**What is needed:** How many lines below contain the word "actor"? Reply solely with the number.

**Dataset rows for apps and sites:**
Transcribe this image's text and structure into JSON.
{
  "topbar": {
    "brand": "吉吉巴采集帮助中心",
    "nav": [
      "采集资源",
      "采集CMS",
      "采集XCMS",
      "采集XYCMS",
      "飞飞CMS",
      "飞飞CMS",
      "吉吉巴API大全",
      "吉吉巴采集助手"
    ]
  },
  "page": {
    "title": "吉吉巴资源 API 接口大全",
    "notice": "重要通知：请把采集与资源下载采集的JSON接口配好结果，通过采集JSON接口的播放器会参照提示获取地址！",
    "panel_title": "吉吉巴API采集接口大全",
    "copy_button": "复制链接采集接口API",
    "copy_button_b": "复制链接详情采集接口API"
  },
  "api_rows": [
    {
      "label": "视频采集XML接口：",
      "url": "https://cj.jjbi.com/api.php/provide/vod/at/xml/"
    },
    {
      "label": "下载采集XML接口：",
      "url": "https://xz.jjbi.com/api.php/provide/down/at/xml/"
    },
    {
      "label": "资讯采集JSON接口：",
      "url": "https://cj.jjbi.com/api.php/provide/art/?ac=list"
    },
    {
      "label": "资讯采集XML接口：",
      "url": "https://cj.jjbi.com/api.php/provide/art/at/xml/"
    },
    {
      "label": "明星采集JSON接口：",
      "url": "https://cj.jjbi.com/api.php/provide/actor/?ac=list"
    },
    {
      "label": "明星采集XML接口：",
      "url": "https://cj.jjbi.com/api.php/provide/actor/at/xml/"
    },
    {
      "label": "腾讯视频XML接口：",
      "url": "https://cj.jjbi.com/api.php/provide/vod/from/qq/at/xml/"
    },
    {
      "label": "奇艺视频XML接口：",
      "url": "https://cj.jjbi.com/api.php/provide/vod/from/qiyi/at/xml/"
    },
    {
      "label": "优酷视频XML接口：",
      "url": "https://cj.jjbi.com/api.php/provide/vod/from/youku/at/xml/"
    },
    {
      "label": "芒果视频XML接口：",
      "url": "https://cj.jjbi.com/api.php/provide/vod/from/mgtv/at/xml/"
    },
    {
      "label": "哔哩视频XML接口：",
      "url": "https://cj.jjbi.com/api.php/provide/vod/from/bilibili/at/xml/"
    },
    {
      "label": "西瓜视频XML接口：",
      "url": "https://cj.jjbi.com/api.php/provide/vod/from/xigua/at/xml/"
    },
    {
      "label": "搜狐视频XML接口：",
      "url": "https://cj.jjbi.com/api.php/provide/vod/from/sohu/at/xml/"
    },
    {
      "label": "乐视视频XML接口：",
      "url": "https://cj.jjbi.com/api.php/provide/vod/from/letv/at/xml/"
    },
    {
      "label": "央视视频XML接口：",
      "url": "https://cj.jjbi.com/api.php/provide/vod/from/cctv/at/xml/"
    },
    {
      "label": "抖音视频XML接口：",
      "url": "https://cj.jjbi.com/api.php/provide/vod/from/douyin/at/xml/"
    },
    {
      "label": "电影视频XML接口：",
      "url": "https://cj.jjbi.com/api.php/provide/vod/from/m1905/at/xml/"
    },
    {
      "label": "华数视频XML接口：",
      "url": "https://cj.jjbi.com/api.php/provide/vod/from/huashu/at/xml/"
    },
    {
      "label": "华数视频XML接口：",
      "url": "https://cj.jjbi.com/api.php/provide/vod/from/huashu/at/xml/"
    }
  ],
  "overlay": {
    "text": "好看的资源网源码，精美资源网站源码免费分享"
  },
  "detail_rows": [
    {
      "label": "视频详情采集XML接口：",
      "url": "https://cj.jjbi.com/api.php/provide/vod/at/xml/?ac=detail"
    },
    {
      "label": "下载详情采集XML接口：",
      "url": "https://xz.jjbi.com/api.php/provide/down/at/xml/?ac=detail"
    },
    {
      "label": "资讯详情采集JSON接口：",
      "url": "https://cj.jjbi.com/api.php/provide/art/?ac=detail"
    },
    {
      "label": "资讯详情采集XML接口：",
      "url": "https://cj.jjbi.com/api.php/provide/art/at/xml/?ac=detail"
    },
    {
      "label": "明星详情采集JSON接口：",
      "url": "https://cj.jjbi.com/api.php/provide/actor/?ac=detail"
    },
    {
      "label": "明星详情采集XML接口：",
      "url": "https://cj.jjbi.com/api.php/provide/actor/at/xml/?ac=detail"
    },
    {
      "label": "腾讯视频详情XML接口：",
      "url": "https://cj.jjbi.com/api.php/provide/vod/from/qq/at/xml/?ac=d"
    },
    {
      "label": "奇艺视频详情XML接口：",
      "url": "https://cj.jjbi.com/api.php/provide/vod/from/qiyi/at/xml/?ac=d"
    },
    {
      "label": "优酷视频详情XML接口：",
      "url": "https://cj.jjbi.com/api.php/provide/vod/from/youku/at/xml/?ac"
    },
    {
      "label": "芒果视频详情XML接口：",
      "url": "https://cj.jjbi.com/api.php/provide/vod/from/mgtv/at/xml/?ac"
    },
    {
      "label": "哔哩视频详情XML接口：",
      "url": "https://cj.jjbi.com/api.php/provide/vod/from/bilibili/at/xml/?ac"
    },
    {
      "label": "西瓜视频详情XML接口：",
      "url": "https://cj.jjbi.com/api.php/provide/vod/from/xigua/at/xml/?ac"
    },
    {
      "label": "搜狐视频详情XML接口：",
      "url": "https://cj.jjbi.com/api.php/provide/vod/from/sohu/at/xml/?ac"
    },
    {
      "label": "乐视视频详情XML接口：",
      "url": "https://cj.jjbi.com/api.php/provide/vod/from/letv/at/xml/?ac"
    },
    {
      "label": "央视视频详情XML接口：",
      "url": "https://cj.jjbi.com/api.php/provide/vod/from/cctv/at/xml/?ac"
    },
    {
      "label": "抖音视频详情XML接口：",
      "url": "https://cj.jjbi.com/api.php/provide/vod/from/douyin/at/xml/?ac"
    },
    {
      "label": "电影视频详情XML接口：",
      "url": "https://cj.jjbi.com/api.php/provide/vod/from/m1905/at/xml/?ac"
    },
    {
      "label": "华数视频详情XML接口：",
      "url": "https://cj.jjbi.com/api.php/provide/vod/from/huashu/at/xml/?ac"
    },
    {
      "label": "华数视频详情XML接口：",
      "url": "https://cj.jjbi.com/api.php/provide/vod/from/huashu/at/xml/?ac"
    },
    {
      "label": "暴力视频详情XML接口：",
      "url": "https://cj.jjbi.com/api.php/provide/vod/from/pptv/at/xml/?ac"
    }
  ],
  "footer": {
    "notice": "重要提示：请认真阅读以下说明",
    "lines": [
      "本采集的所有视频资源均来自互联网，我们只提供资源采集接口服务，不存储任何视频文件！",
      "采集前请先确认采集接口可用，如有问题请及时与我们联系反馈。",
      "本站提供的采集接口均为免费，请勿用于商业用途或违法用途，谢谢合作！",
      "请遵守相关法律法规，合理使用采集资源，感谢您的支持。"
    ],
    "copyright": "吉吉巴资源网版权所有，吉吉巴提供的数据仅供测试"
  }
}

**Expected answer:** 4